Even within his explanations of human understanding, carnal desires, and illegal intoxication, his lyrics are endearing. “Mixed Emotions” goes through the feelings and thoughts he has while mixing his promethazine and Sprite. “Lust Demons” is just that: the outcome of one’s sexual desires taking on a personification. “Illuminate” has him and Kendrick Lamar going hard over encompassing production. Positive or negative in context, Ab-Soul is forever endearing.
Control System is a pure culmination of what makes Black Hippy/TDE great: real music that we all can connect with. In fact, it will be considered “better than expected” by those that aren’t hip to Ab-Soul. For those that understand his music, this is just what was going to happen: strengthened concepts and context over smooth yet harsh melodies. Maybe Black Hippy is the pathway to the creation of superior music. Regardless, the rap game is better because of the music they have released.
Music review submitted by contributing writer, Mark A. Harris.
Here’s a do-gooder who is known for doing good. They say if there was an Oscar for humanitarian awareness and action Sean Penn would have one. Well, now he does. The equivalent Peace Summit Award was recently awarded to Penn. The Oscar winner was given the award in large part due to his strong crusading for Haiti during the aftermath of the earthquake (2010).
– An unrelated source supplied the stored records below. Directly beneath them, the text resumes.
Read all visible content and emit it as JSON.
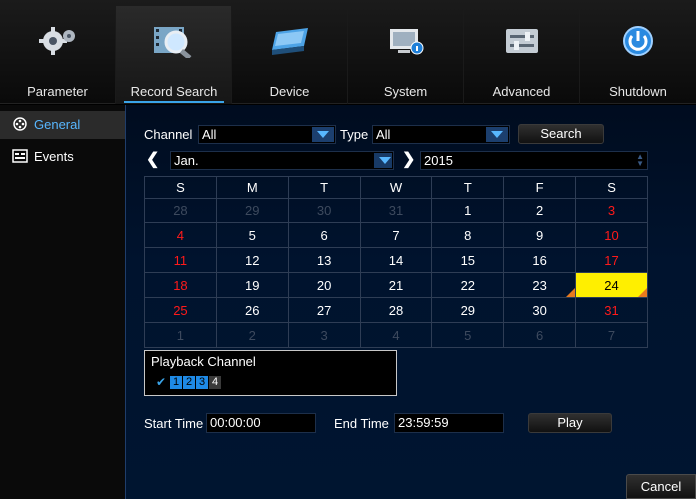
{
  "nav": {
    "tabs": [
      {
        "label": "Parameter",
        "icon": "gears-icon",
        "active": false
      },
      {
        "label": "Record Search",
        "icon": "film-search-icon",
        "active": true
      },
      {
        "label": "Device",
        "icon": "hard-drive-icon",
        "active": false
      },
      {
        "label": "System",
        "icon": "monitor-info-icon",
        "active": false
      },
      {
        "label": "Advanced",
        "icon": "sliders-icon",
        "active": false
      },
      {
        "label": "Shutdown",
        "icon": "power-icon",
        "active": false
      }
    ]
  },
  "sidebar": {
    "items": [
      {
        "label": "General",
        "icon": "film-reel-icon",
        "active": true
      },
      {
        "label": "Events",
        "icon": "event-list-icon",
        "active": false
      }
    ]
  },
  "search": {
    "channel_label": "Channel",
    "channel_value": "All",
    "type_label": "Type",
    "type_value": "All",
    "search_button": "Search",
    "month_value": "Jan.",
    "year_value": "2015"
  },
  "calendar": {
    "headers": [
      "S",
      "M",
      "T",
      "W",
      "T",
      "F",
      "S"
    ],
    "weeks": [
      [
        {
          "d": "28",
          "s": "other"
        },
        {
          "d": "29",
          "s": "other"
        },
        {
          "d": "30",
          "s": "other"
        },
        {
          "d": "31",
          "s": "other"
        },
        {
          "d": "1",
          "s": "cur"
        },
        {
          "d": "2",
          "s": "cur"
        },
        {
          "d": "3",
          "s": "wkend"
        }
      ],
      [
        {
          "d": "4",
          "s": "wkend"
        },
        {
          "d": "5",
          "s": "cur"
        },
        {
          "d": "6",
          "s": "cur"
        },
        {
          "d": "7",
          "s": "cur"
        },
        {
          "d": "8",
          "s": "cur"
        },
        {
          "d": "9",
          "s": "cur"
        },
        {
          "d": "10",
          "s": "wkend"
        }
      ],
      [
        {
          "d": "11",
          "s": "wkend"
        },
        {
          "d": "12",
          "s": "cur"
        },
        {
          "d": "13",
          "s": "cur"
        },
        {
          "d": "14",
          "s": "cur"
        },
        {
          "d": "15",
          "s": "cur"
        },
        {
          "d": "16",
          "s": "cur"
        },
        {
          "d": "17",
          "s": "wkend"
        }
      ],
      [
        {
          "d": "18",
          "s": "wkend"
        },
        {
          "d": "19",
          "s": "cur"
        },
        {
          "d": "20",
          "s": "cur"
        },
        {
          "d": "21",
          "s": "cur"
        },
        {
          "d": "22",
          "s": "cur"
        },
        {
          "d": "23",
          "s": "cur",
          "rec": true
        },
        {
          "d": "24",
          "s": "today",
          "rec": true
        }
      ],
      [
        {
          "d": "25",
          "s": "wkend"
        },
        {
          "d": "26",
          "s": "cur"
        },
        {
          "d": "27",
          "s": "cur"
        },
        {
          "d": "28",
          "s": "cur"
        },
        {
          "d": "29",
          "s": "cur"
        },
        {
          "d": "30",
          "s": "cur"
        },
        {
          "d": "31",
          "s": "wkend"
        }
      ],
      [
        {
          "d": "1",
          "s": "other"
        },
        {
          "d": "2",
          "s": "other"
        },
        {
          "d": "3",
          "s": "other"
        },
        {
          "d": "4",
          "s": "other"
        },
        {
          "d": "5",
          "s": "other"
        },
        {
          "d": "6",
          "s": "other"
        },
        {
          "d": "7",
          "s": "other"
        }
      ]
    ]
  },
  "playback": {
    "title": "Playback Channel",
    "all_checked": true,
    "channels": [
      {
        "label": "1",
        "checked": true
      },
      {
        "label": "2",
        "checked": true
      },
      {
        "label": "3",
        "checked": true
      },
      {
        "label": "4",
        "checked": false
      }
    ]
  },
  "time": {
    "start_label": "Start Time",
    "start_value": "00:00:00",
    "end_label": "End Time",
    "end_value": "23:59:59",
    "play_button": "Play"
  },
  "footer": {
    "cancel_button": "Cancel"
  },
  "colors": {
    "accent": "#3aa4e8",
    "weekend": "#ff1a1a",
    "today": "#ffef00",
    "record_marker": "#e87a1e",
    "checked_channel": "#1e8ae6"
  }
}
“It’s an overused phrase, I know, but I trust you know its genuine today, I am humbled. I’m trembling and I like it,” Penn said while sharing the stage with the Dalai Lama and former Polish President Lech Walesa.
An emotional Penn used this time to urge more aid for Haiti.
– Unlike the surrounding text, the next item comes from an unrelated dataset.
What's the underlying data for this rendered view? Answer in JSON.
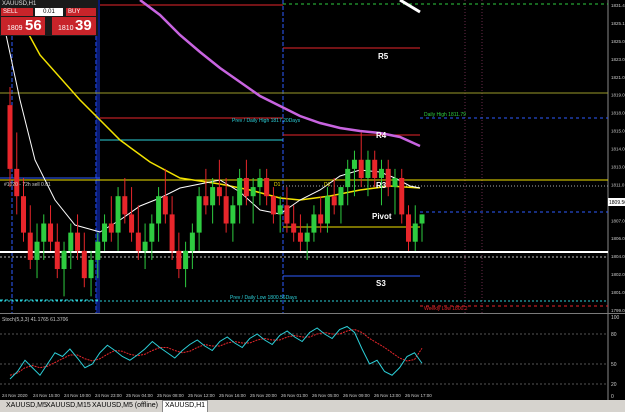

“It would take a poet laureate to describe for you the courage and the dignity of (Haiti’s) people,” he said. “There are no people on earth more willing to pull themselves up by their bootstraps. But as Dr. Martin Luther King said, it’s fine to tell a man to pull himself up by his own bootstraps, but evil to tell a man to do so without boots.”
Just think what the world would be like if more of us had this kind of humanitarian spirit.